Recently, Bill Donohue saw an article on a British website, The Conversation, that was critical of the Church. Initially he did not respond, but decided to after learning it was picked up by Newsweek and was posted on the front page of Yahoo.
The author, Brendan Canavan, teaches marketing in England. He sought to account for the alleged collapse of Catholicism and, fortunately, provided links to articles that support his position. We say “fortunately” because the support is often thin, non-existent, or even contradictory.
He said the Church is one of the “most profitable brands in history.” This may come as a shock to a marketing professor in the U.K., but the Church is not a “brand.” As for its alleged “profitability,” the author linked to an article that detailed how unprofitable it is today.
Similarly, he concluded that the sexual abuse scandal “has irreparably” tarnished the Church. He linked to an article in a British tabloid that discussed how one man said he was molested 35 years ago, and mentioned a study about priestly sexual abuse that covered decades-old cases.
He cited the decline in Catholic congregations as a sign that it needs to become more relevant, yet the piece he linked to admitted that the trendy Protestant denominations have been in free-fall for decades. Hello! He says the Church’s problems with gays threaten a “schism,” yet the linked article never mentioned anything about a “schism.” That’s a big charge—it demands big evidence. There isn’t any.

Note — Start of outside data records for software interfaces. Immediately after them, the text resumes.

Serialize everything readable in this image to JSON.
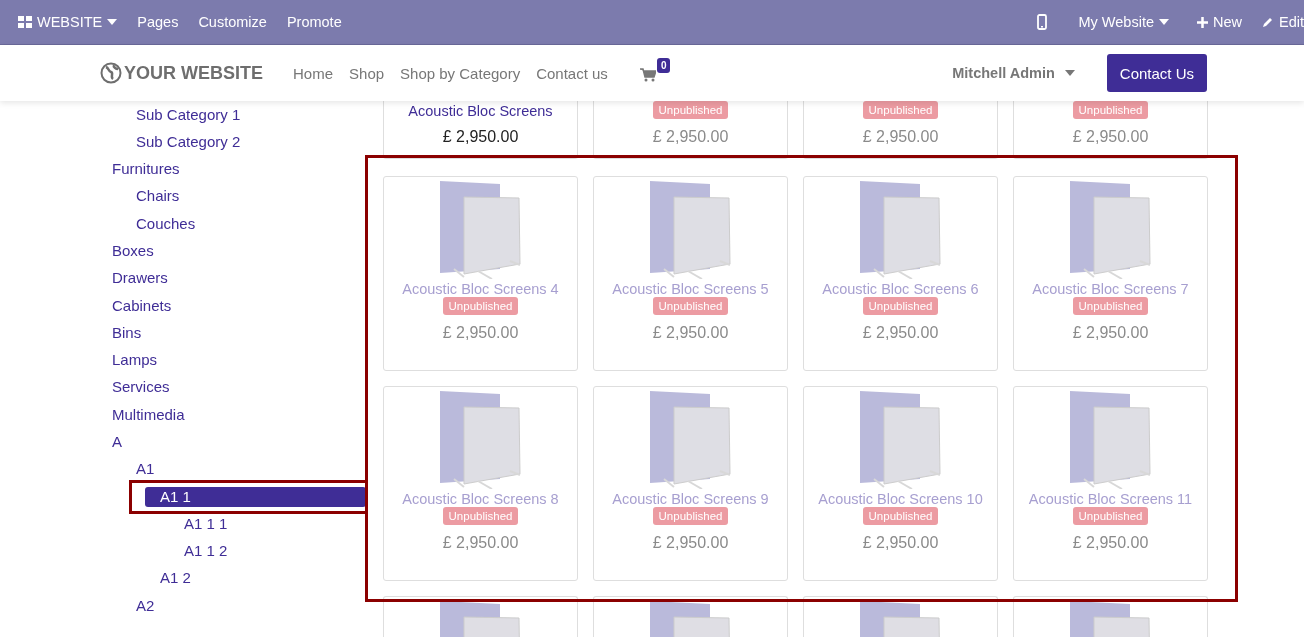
{
  "admin_bar": {
    "app": "WEBSITE",
    "left": [
      "Pages",
      "Customize",
      "Promote"
    ],
    "site": "My Website",
    "new": "New",
    "edit": "Edit"
  },
  "navbar": {
    "logo": "YOUR WEBSITE",
    "links": [
      "Home",
      "Shop",
      "Shop by Category",
      "Contact us"
    ],
    "cart_count": "0",
    "user": "Mitchell Admin",
    "cta": "Contact Us"
  },
  "categories": [
    {
      "children": [
        {
          "label": "Sub Category 1",
          "selected": false
        },
        {
          "label": "Sub Category 2",
          "selected": false
        }
      ]
    },
    {
      "label": "Furnitures",
      "selected": false,
      "children": [
        {
          "label": "Chairs",
          "selected": false
        },
        {
          "label": "Couches",
          "selected": false
        }
      ]
    },
    {
      "label": "Boxes",
      "selected": false
    },
    {
      "label": "Drawers",
      "selected": false
    },
    {
      "label": "Cabinets",
      "selected": false
    },
    {
      "label": "Bins",
      "selected": false
    },
    {
      "label": "Lamps",
      "selected": false
    },
    {
      "label": "Services",
      "selected": false
    },
    {
      "label": "Multimedia",
      "selected": false
    },
    {
      "label": "A",
      "selected": false,
      "children": [
        {
          "label": "A1",
          "selected": false,
          "children": [
            {
              "label": "A1 1",
              "selected": true,
              "children": [
                {
                  "label": "A1 1 1",
                  "selected": false
                },
                {
                  "label": "A1 1 2",
                  "selected": false
                }
              ]
            },
            {
              "label": "A1 2",
              "selected": false
            }
          ]
        },
        {
          "label": "A2",
          "selected": false
        }
      ]
    }
  ],
  "products": [
    {
      "name": "Acoustic Bloc Screens",
      "published": true,
      "price": "£ 2,950.00",
      "kind": "clipped"
    },
    {
      "published": false,
      "badge": "Unpublished",
      "price": "£ 2,950.00",
      "kind": "clipped"
    },
    {
      "published": false,
      "badge": "Unpublished",
      "price": "£ 2,950.00",
      "kind": "clipped"
    },
    {
      "published": false,
      "badge": "Unpublished",
      "price": "£ 2,950.00",
      "kind": "clipped"
    },
    {
      "name": "Acoustic Bloc Screens 4",
      "published": false,
      "badge": "Unpublished",
      "price": "£ 2,950.00",
      "kind": "full"
    },
    {
      "name": "Acoustic Bloc Screens 5",
      "published": false,
      "badge": "Unpublished",
      "price": "£ 2,950.00",
      "kind": "full"
    },
    {
      "name": "Acoustic Bloc Screens 6",
      "published": false,
      "badge": "Unpublished",
      "price": "£ 2,950.00",
      "kind": "full"
    },
    {
      "name": "Acoustic Bloc Screens 7",
      "published": false,
      "badge": "Unpublished",
      "price": "£ 2,950.00",
      "kind": "full"
    },
    {
      "name": "Acoustic Bloc Screens 8",
      "published": false,
      "badge": "Unpublished",
      "price": "£ 2,950.00",
      "kind": "full"
    },
    {
      "name": "Acoustic Bloc Screens 9",
      "published": false,
      "badge": "Unpublished",
      "price": "£ 2,950.00",
      "kind": "full"
    },
    {
      "name": "Acoustic Bloc Screens 10",
      "published": false,
      "badge": "Unpublished",
      "price": "£ 2,950.00",
      "kind": "full"
    },
    {
      "name": "Acoustic Bloc Screens 11",
      "published": false,
      "badge": "Unpublished",
      "price": "£ 2,950.00",
      "kind": "full"
    },
    {
      "published": false,
      "kind": "peek"
    },
    {
      "published": false,
      "kind": "peek"
    },
    {
      "published": false,
      "kind": "peek"
    },
    {
      "published": false,
      "kind": "peek"
    }
  ]
}
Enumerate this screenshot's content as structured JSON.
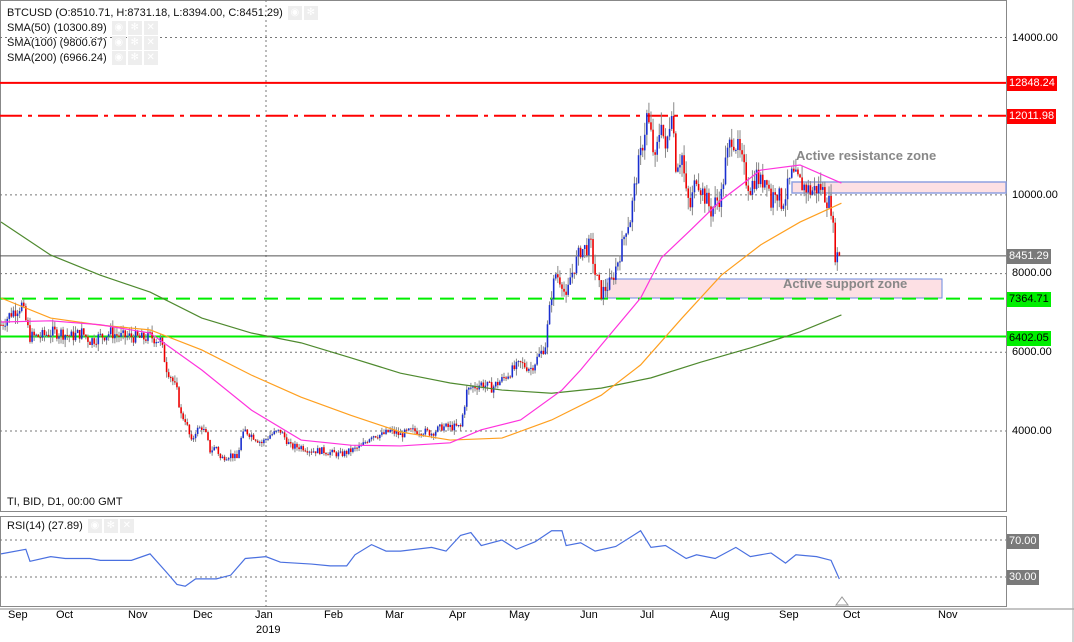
{
  "header": {
    "symbol_line": "BTCUSD (O:8510.71, H:8731.18, L:8394.00, C:8451.29)",
    "indicators": [
      "SMA(50) (10300.89)",
      "SMA(100) (9800.67)",
      "SMA(200) (6966.24)"
    ],
    "footer": "TI, BID, D1, 00:00 GMT"
  },
  "rsi": {
    "label": "RSI(14) (27.89)",
    "levels": [
      "70.00",
      "30.00"
    ]
  },
  "price_axis": [
    "14000.00",
    "10000.00",
    "8000.00",
    "6000.00",
    "4000.00"
  ],
  "levels": [
    {
      "value": 12848.24,
      "label": "12848.24",
      "color": "#ff0000",
      "style": "solid"
    },
    {
      "value": 12011.98,
      "label": "12011.98",
      "color": "#ff0000",
      "style": "dashdot"
    },
    {
      "value": 8451.29,
      "label": "8451.29",
      "color": "#cc0000",
      "style": "thin"
    },
    {
      "value": 7364.71,
      "label": "7364.71",
      "color": "#00ee00",
      "style": "dash"
    },
    {
      "value": 6402.05,
      "label": "6402.05",
      "color": "#00ee00",
      "style": "solid"
    }
  ],
  "zones": {
    "resistance": "Active resistance zone",
    "support": "Active support zone"
  },
  "time_axis": {
    "months": [
      "Sep",
      "Oct",
      "Nov",
      "Dec",
      "Jan",
      "Feb",
      "Mar",
      "Apr",
      "May",
      "Jun",
      "Jul",
      "Aug",
      "Sep",
      "Oct",
      "Nov"
    ],
    "year": "2019"
  },
  "chart_data": {
    "type": "candlestick",
    "title": "BTCUSD D1",
    "closes_day_value": [
      [
        0,
        6700
      ],
      [
        5,
        7000
      ],
      [
        10,
        7200
      ],
      [
        14,
        6400
      ],
      [
        19,
        6400
      ],
      [
        24,
        6500
      ],
      [
        29,
        6500
      ],
      [
        34,
        6400
      ],
      [
        39,
        6500
      ],
      [
        43,
        6300
      ],
      [
        48,
        6400
      ],
      [
        53,
        6500
      ],
      [
        58,
        6400
      ],
      [
        63,
        6400
      ],
      [
        68,
        6350
      ],
      [
        72,
        6400
      ],
      [
        77,
        6300
      ],
      [
        80,
        5600
      ],
      [
        82,
        5400
      ],
      [
        85,
        5000
      ],
      [
        87,
        4400
      ],
      [
        89,
        4300
      ],
      [
        92,
        3700
      ],
      [
        94,
        4000
      ],
      [
        97,
        4100
      ],
      [
        99,
        3900
      ],
      [
        101,
        3500
      ],
      [
        104,
        3600
      ],
      [
        106,
        3300
      ],
      [
        111,
        3400
      ],
      [
        114,
        3300
      ],
      [
        116,
        3800
      ],
      [
        118,
        4000
      ],
      [
        121,
        3900
      ],
      [
        126,
        3700
      ],
      [
        130,
        3900
      ],
      [
        135,
        4000
      ],
      [
        140,
        3600
      ],
      [
        145,
        3600
      ],
      [
        150,
        3500
      ],
      [
        155,
        3500
      ],
      [
        159,
        3450
      ],
      [
        164,
        3400
      ],
      [
        169,
        3500
      ],
      [
        174,
        3600
      ],
      [
        179,
        3900
      ],
      [
        184,
        3900
      ],
      [
        188,
        4000
      ],
      [
        193,
        3900
      ],
      [
        198,
        4000
      ],
      [
        203,
        4000
      ],
      [
        208,
        3950
      ],
      [
        213,
        4100
      ],
      [
        217,
        4100
      ],
      [
        222,
        4100
      ],
      [
        225,
        5000
      ],
      [
        227,
        5100
      ],
      [
        232,
        5200
      ],
      [
        237,
        5100
      ],
      [
        242,
        5300
      ],
      [
        246,
        5500
      ],
      [
        251,
        5700
      ],
      [
        256,
        5600
      ],
      [
        261,
        6000
      ],
      [
        263,
        6200
      ],
      [
        266,
        7500
      ],
      [
        268,
        8000
      ],
      [
        271,
        7800
      ],
      [
        273,
        7300
      ],
      [
        275,
        7900
      ],
      [
        280,
        8600
      ],
      [
        285,
        8700
      ],
      [
        287,
        8000
      ],
      [
        290,
        7500
      ],
      [
        295,
        7800
      ],
      [
        300,
        8700
      ],
      [
        302,
        9200
      ],
      [
        304,
        9400
      ],
      [
        307,
        10500
      ],
      [
        309,
        11000
      ],
      [
        312,
        12000
      ],
      [
        314,
        11500
      ],
      [
        316,
        10800
      ],
      [
        319,
        12000
      ],
      [
        321,
        11000
      ],
      [
        324,
        12300
      ],
      [
        326,
        10800
      ],
      [
        329,
        11000
      ],
      [
        331,
        10000
      ],
      [
        333,
        9700
      ],
      [
        336,
        10500
      ],
      [
        338,
        10200
      ],
      [
        343,
        9600
      ],
      [
        345,
        9800
      ],
      [
        348,
        10000
      ],
      [
        350,
        10800
      ],
      [
        353,
        11500
      ],
      [
        355,
        11300
      ],
      [
        357,
        11000
      ],
      [
        360,
        10400
      ],
      [
        362,
        10200
      ],
      [
        365,
        10500
      ],
      [
        367,
        10300
      ],
      [
        370,
        10500
      ],
      [
        372,
        9800
      ],
      [
        374,
        10200
      ],
      [
        377,
        9800
      ],
      [
        379,
        10000
      ],
      [
        382,
        10500
      ],
      [
        386,
        10300
      ],
      [
        391,
        10100
      ],
      [
        396,
        10200
      ],
      [
        401,
        9700
      ],
      [
        403,
        8500
      ],
      [
        405,
        8451.29
      ]
    ],
    "sma50": [
      [
        0,
        6770
      ],
      [
        24,
        6800
      ],
      [
        48,
        6700
      ],
      [
        72,
        6490
      ],
      [
        97,
        5550
      ],
      [
        121,
        4530
      ],
      [
        145,
        3770
      ],
      [
        169,
        3640
      ],
      [
        193,
        3620
      ],
      [
        217,
        3700
      ],
      [
        232,
        4030
      ],
      [
        251,
        4280
      ],
      [
        271,
        5040
      ],
      [
        280,
        5550
      ],
      [
        290,
        6185
      ],
      [
        309,
        7380
      ],
      [
        319,
        8400
      ],
      [
        333,
        9100
      ],
      [
        348,
        9870
      ],
      [
        367,
        10630
      ],
      [
        386,
        10760
      ],
      [
        406,
        10300
      ]
    ],
    "sma100": [
      [
        0,
        7380
      ],
      [
        24,
        6870
      ],
      [
        48,
        6690
      ],
      [
        72,
        6570
      ],
      [
        97,
        6060
      ],
      [
        121,
        5420
      ],
      [
        145,
        4860
      ],
      [
        169,
        4400
      ],
      [
        193,
        3975
      ],
      [
        217,
        3770
      ],
      [
        242,
        3820
      ],
      [
        266,
        4280
      ],
      [
        290,
        4910
      ],
      [
        309,
        5680
      ],
      [
        329,
        6870
      ],
      [
        348,
        7960
      ],
      [
        367,
        8730
      ],
      [
        386,
        9310
      ],
      [
        406,
        9790
      ]
    ],
    "sma200": [
      [
        0,
        9310
      ],
      [
        24,
        8470
      ],
      [
        48,
        7960
      ],
      [
        72,
        7530
      ],
      [
        97,
        6870
      ],
      [
        121,
        6490
      ],
      [
        145,
        6240
      ],
      [
        169,
        5860
      ],
      [
        193,
        5470
      ],
      [
        217,
        5220
      ],
      [
        242,
        5040
      ],
      [
        266,
        4960
      ],
      [
        290,
        5090
      ],
      [
        314,
        5350
      ],
      [
        338,
        5750
      ],
      [
        362,
        6110
      ],
      [
        386,
        6520
      ],
      [
        406,
        6950
      ]
    ],
    "rsi14": [
      [
        0,
        55
      ],
      [
        12,
        60
      ],
      [
        14,
        47
      ],
      [
        24,
        52
      ],
      [
        31,
        50
      ],
      [
        43,
        50
      ],
      [
        48,
        48
      ],
      [
        63,
        48
      ],
      [
        72,
        55
      ],
      [
        80,
        35
      ],
      [
        85,
        22
      ],
      [
        89,
        20
      ],
      [
        94,
        28
      ],
      [
        104,
        28
      ],
      [
        111,
        32
      ],
      [
        118,
        50
      ],
      [
        128,
        52
      ],
      [
        135,
        46
      ],
      [
        150,
        44
      ],
      [
        159,
        42
      ],
      [
        167,
        42
      ],
      [
        171,
        54
      ],
      [
        179,
        65
      ],
      [
        186,
        58
      ],
      [
        193,
        58
      ],
      [
        208,
        62
      ],
      [
        215,
        58
      ],
      [
        222,
        75
      ],
      [
        227,
        78
      ],
      [
        232,
        64
      ],
      [
        242,
        70
      ],
      [
        249,
        60
      ],
      [
        258,
        68
      ],
      [
        266,
        80
      ],
      [
        271,
        80
      ],
      [
        273,
        64
      ],
      [
        280,
        67
      ],
      [
        287,
        58
      ],
      [
        297,
        63
      ],
      [
        309,
        80
      ],
      [
        314,
        62
      ],
      [
        321,
        64
      ],
      [
        331,
        50
      ],
      [
        336,
        54
      ],
      [
        345,
        50
      ],
      [
        355,
        62
      ],
      [
        362,
        52
      ],
      [
        372,
        56
      ],
      [
        379,
        45
      ],
      [
        384,
        54
      ],
      [
        394,
        52
      ],
      [
        401,
        48
      ],
      [
        405,
        27.89
      ]
    ],
    "ylim": [
      2900,
      14700
    ],
    "rsi_ylim": [
      0,
      100
    ]
  }
}
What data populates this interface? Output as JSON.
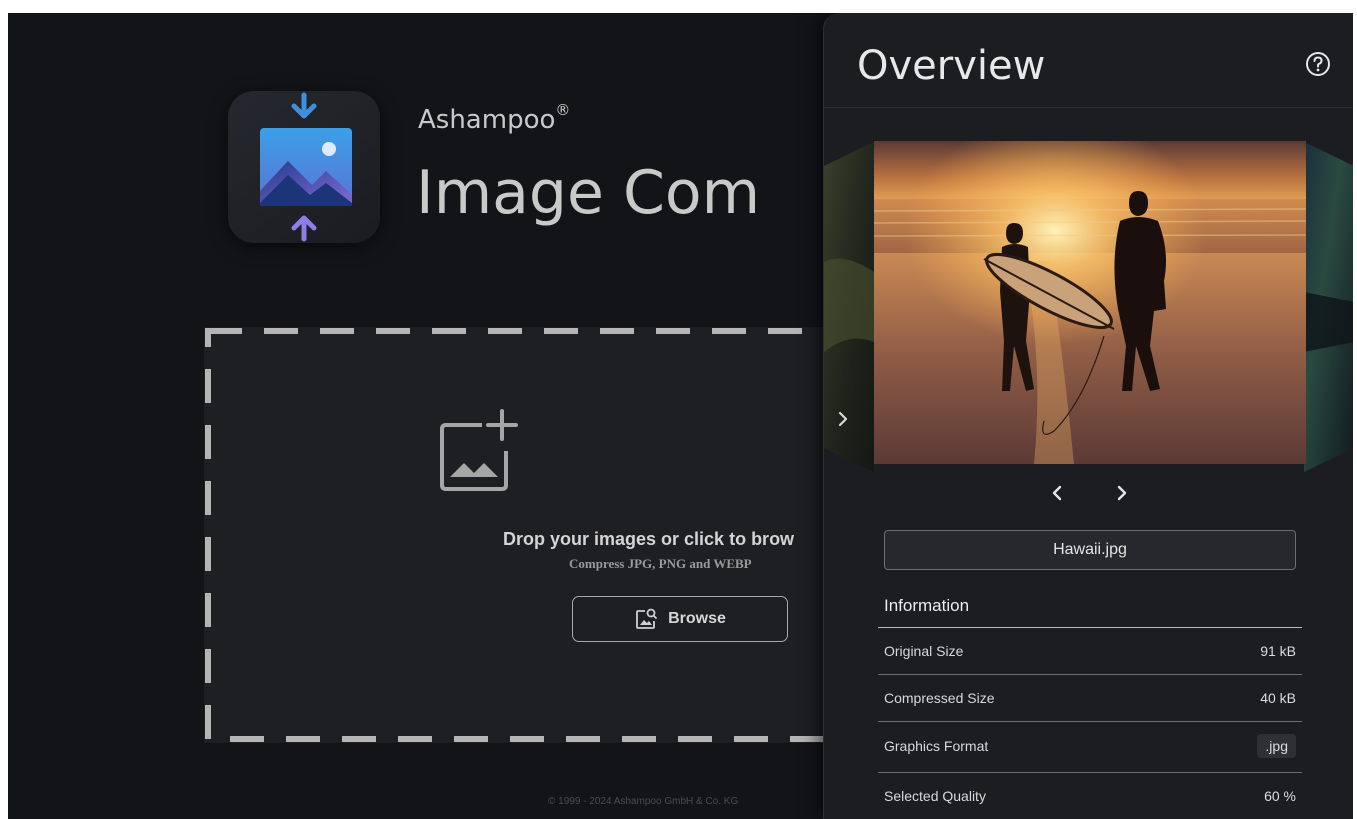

To substantiate his position that the Catholic “brand” needs updating, he linked to articles that discuss the tobacco and auto industry. Swell. Similarly, he said, “Research suggests that anti-gay and anti-science attitudes are turning people away from religion in the U.S.” The linked article quoted one young woman, and she complained about politicians.
Newsweek and Yahoo have been had. But Donohue guesses they liked the story so much that the lack of supporting data were deemed irrelevant.